Dispute Plagues the Black Studies Program at Ohio State University

For the past three years, Judson L. Jeffries has served as director of The Ohio State University’s African-American and African Studies Community Extension Center in Columbus, Ohio. This responsibility was in addition to his full teaching load as a professor of African-American studies at the university.

The extension center was founded in 1972 as an outreach effort to the black community of the city of Columbus. In 1985 the extension center moved into a new, 7,000-square-foot headquarters on Mount Vernon Avenue in the heart of the city’s historic black neighborhood. The center is about 10 minutes from the Ohio State campus.

The center hosts a number of community activities for children, teens, adults, and seniors. Non-credit courses, health fairs, computer literacy classes, and a host of other activities are offered to inner-city residents. Students, faculty, and staff members at the university all contribute their time to make the center a success.

This past August, Dr. Jeffries received a one-page letter from Anthonia C. Kalu, the chair of the African and African-American studies department, dismissing him as head of the extension center. The letter accused Jeffries of a failure to communicate and work with Dr. Kalu, who, just three months earlier, had come to Ohio State from the University of Northern Colorado. In her letter, Kalu said that Jeffries’ actions resulted in “wasted effort, energy, and time for the department.”

Jeffries replied that Kalu had made “deliberate attempts to degrade and intimidate” him. Supporters of Jeffries at the extension center and in the black community held protests on the Ohio State University campus demanding his reinstatement.

The university provost called on Joseph Steinmetz, executive dean of the College of Arts and Sciences, to investigate the matter and to make a determination about what should be done.
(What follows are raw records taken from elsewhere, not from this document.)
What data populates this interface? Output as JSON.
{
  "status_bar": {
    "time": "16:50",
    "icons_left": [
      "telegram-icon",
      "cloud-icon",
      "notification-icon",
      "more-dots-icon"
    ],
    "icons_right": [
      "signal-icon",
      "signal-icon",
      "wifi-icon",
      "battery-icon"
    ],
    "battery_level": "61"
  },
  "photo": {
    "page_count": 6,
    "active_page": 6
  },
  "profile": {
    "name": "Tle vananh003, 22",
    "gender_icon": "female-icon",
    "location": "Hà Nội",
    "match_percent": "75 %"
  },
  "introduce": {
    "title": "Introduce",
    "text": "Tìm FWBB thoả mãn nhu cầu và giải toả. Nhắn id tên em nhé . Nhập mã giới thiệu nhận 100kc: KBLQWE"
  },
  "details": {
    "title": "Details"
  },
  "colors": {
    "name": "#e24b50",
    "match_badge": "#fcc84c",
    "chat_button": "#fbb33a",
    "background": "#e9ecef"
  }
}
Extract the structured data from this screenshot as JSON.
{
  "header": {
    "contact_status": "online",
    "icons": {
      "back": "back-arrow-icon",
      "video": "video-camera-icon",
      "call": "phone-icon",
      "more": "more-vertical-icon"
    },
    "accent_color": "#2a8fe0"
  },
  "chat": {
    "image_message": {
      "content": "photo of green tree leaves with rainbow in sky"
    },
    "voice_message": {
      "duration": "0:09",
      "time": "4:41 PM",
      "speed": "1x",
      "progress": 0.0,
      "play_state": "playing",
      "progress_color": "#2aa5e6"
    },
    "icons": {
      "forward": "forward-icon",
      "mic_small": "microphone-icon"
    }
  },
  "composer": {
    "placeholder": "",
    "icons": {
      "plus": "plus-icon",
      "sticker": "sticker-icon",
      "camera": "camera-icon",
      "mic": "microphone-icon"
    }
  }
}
Dean Steinmetz ruled that since Kalu had arrived on campus only a short time ago, she acted too hastily in changing the leadership of the center. He reinstated Jeffries as director while he undertakes a six-month assessment of the center’s operations and programs.

Dr. Jeffries is a graduate of Old Dominion University in Norfolk, Virginia. He holds a master’s degree from the State University of New York at Binghamton and a Ph.D. from the University of Southern California.